Dataset rows describing interfaces:
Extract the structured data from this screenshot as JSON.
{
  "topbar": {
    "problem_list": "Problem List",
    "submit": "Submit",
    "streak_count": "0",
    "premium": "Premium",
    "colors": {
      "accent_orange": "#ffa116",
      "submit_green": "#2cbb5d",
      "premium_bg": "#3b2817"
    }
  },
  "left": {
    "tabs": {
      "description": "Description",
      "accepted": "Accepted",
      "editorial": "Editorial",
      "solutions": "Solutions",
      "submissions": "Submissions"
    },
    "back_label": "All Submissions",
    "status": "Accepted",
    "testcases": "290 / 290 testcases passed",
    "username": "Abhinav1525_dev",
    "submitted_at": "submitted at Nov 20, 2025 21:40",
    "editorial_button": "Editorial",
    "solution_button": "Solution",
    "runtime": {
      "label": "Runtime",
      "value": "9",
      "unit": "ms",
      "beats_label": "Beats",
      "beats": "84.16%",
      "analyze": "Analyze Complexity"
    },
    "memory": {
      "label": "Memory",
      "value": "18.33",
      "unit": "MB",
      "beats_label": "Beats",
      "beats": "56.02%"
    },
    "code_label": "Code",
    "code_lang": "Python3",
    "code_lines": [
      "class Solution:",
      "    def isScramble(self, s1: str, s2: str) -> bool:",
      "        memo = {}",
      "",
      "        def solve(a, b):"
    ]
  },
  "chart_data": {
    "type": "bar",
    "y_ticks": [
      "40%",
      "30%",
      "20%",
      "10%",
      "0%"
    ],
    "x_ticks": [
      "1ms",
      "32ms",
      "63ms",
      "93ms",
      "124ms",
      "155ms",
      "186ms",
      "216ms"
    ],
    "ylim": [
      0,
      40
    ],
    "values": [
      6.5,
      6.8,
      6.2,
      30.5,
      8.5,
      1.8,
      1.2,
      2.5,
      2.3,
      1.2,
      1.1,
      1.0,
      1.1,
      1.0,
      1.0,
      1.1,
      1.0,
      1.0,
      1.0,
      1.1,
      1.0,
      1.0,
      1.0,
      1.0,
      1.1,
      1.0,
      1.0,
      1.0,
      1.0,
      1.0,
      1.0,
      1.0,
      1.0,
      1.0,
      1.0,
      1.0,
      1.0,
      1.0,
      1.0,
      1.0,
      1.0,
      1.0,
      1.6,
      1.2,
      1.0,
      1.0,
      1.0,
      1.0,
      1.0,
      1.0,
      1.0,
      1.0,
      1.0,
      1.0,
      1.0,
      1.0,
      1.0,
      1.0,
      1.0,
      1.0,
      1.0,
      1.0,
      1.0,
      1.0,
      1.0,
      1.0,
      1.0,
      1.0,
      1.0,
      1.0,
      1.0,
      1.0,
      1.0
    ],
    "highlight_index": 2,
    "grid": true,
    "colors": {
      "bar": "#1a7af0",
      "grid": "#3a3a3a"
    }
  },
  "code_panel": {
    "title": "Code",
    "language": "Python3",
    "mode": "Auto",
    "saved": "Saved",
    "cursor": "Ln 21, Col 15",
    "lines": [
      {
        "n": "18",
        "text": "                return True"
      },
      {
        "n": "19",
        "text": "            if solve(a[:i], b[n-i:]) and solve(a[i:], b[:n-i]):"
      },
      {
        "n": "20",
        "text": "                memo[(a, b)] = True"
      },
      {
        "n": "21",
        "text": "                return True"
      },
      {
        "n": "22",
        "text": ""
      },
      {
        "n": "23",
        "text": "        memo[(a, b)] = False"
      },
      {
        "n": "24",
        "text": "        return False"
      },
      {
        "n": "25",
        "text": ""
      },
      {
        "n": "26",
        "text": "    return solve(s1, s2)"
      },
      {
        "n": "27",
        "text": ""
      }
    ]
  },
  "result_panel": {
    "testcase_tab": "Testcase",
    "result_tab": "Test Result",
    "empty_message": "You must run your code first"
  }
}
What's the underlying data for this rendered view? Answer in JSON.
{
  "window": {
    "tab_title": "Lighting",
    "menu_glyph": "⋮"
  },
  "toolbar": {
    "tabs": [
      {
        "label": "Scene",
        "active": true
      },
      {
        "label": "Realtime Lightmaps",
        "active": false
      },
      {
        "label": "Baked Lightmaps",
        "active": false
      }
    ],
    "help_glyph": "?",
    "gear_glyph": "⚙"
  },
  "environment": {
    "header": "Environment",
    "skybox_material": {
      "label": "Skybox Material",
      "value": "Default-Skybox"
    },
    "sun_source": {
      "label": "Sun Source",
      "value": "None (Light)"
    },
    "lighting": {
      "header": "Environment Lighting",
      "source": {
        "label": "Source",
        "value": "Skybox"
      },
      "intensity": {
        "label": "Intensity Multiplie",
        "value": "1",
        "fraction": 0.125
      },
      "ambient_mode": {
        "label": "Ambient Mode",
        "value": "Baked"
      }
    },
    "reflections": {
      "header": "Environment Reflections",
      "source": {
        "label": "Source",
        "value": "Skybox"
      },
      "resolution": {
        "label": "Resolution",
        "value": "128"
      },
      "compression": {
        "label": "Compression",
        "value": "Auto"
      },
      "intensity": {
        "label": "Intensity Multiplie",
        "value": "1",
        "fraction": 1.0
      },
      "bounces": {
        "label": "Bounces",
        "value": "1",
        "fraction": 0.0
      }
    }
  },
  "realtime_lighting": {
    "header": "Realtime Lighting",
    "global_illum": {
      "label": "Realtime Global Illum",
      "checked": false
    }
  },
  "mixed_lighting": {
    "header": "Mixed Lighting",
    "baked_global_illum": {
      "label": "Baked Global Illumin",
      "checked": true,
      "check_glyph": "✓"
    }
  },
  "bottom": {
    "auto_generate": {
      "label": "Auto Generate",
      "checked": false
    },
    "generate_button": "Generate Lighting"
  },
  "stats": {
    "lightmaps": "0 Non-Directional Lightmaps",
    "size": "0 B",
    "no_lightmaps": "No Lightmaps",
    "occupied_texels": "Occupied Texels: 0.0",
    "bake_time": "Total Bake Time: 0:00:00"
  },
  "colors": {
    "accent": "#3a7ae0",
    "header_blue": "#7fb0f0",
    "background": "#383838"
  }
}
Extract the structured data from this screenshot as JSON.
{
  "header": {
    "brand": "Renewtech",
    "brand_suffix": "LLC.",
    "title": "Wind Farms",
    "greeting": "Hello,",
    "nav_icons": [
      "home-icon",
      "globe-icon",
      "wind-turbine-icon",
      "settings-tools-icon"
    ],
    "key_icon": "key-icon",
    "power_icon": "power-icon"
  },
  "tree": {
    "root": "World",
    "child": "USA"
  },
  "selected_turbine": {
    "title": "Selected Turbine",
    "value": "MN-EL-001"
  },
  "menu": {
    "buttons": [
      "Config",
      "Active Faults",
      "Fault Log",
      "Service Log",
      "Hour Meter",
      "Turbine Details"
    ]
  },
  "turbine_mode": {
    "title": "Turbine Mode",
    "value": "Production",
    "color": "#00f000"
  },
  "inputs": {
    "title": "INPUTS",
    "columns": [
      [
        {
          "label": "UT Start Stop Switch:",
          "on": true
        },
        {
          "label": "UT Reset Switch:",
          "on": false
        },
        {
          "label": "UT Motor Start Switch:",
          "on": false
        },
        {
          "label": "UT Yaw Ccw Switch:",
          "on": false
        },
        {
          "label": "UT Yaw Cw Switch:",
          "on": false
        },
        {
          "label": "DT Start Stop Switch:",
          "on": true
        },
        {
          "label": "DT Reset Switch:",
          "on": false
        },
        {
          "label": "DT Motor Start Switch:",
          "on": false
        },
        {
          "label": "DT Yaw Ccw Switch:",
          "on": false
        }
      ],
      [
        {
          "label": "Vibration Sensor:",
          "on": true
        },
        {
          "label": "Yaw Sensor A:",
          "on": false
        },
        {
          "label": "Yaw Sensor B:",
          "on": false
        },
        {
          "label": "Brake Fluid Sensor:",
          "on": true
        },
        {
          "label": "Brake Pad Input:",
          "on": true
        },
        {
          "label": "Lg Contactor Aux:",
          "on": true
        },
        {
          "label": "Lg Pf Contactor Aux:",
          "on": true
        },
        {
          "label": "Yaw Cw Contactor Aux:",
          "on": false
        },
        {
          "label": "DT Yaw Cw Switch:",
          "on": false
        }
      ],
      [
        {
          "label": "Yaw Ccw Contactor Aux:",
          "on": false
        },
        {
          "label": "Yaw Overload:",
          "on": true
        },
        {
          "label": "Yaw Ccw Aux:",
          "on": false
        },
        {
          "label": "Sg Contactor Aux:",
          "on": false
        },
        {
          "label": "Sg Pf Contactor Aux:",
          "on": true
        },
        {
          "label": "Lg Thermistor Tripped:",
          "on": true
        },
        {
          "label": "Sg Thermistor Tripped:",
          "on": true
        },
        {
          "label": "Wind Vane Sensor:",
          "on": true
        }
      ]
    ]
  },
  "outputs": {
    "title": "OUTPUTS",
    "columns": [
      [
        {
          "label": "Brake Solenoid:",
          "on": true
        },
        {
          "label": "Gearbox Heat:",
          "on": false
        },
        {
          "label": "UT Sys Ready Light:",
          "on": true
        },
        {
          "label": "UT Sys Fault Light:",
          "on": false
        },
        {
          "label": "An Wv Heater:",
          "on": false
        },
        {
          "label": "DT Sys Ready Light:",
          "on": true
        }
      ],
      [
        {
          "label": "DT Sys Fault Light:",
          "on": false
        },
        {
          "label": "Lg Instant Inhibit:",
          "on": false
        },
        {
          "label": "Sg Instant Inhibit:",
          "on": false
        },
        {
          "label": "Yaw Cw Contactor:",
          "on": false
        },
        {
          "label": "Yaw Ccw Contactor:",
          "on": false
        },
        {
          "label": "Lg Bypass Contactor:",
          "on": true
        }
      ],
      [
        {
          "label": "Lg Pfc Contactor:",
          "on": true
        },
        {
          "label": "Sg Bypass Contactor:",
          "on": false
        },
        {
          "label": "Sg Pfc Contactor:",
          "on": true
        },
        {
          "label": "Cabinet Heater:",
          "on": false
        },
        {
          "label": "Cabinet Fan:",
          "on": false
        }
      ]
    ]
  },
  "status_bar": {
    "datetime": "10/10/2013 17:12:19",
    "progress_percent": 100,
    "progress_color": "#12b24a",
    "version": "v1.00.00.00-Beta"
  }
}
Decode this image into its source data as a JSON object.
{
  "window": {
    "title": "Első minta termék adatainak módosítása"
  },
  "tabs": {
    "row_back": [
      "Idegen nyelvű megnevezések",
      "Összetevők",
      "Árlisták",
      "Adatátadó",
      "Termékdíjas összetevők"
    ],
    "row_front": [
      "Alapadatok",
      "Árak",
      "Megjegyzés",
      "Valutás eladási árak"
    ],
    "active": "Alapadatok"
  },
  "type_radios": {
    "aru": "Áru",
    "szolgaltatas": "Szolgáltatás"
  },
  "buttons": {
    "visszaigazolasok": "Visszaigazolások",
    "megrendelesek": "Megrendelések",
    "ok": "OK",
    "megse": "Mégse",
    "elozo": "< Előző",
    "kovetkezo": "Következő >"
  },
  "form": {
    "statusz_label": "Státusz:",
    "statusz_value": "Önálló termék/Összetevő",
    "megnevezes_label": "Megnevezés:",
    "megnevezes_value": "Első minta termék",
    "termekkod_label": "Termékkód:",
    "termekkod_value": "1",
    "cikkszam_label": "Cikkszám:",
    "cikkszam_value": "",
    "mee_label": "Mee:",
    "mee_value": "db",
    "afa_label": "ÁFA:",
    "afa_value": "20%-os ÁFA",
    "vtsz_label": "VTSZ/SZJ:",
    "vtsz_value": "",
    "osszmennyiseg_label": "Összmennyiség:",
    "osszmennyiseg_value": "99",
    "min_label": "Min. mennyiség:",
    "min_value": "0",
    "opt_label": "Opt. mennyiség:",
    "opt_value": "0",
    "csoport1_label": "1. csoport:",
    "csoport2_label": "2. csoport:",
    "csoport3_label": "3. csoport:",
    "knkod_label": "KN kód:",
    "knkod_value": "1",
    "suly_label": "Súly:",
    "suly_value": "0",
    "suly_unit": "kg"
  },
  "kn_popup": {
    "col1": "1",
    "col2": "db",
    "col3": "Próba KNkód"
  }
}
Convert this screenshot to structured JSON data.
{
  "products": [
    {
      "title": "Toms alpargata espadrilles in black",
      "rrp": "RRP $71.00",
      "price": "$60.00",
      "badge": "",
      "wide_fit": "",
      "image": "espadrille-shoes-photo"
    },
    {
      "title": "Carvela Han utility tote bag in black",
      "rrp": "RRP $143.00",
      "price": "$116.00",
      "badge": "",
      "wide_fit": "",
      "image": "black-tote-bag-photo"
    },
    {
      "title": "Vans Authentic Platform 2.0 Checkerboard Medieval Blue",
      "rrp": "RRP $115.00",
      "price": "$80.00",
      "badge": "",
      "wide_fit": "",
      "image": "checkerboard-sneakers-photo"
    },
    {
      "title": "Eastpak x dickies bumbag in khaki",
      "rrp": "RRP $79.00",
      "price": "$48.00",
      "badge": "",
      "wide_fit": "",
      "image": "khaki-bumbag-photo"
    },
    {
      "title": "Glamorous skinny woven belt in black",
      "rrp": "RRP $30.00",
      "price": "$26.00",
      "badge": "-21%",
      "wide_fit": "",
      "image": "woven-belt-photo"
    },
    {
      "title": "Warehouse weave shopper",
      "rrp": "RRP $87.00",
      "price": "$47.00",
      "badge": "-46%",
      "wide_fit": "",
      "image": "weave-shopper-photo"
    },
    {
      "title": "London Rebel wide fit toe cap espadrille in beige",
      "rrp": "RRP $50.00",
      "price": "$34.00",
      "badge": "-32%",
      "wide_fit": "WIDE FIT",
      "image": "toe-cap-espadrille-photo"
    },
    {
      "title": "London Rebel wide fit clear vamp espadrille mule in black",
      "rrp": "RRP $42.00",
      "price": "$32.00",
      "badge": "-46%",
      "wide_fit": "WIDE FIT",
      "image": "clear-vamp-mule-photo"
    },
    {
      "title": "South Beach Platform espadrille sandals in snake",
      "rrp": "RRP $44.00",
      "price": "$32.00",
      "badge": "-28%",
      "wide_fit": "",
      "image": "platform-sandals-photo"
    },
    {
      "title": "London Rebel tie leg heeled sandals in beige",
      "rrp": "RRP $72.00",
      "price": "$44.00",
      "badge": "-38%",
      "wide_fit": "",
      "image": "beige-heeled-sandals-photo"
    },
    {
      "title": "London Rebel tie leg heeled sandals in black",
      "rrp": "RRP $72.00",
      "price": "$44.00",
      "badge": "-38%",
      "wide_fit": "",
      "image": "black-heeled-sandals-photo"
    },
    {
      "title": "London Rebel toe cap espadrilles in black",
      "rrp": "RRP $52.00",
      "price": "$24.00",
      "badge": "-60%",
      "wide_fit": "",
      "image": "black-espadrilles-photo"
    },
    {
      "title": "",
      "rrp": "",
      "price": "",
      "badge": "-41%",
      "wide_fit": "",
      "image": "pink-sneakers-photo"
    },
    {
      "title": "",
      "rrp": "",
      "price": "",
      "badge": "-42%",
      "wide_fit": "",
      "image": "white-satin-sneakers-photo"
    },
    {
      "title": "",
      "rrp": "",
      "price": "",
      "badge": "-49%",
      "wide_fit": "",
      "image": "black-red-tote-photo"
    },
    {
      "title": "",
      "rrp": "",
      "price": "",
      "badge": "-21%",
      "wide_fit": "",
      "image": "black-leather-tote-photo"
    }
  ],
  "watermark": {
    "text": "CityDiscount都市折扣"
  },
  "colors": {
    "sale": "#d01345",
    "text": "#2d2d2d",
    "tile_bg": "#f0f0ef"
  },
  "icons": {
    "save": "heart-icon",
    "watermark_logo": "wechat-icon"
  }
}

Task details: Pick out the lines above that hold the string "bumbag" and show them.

Expected output:
      "title": "Eastpak x dickies bumbag in khaki",
      "image": "khaki-bumbag-photo"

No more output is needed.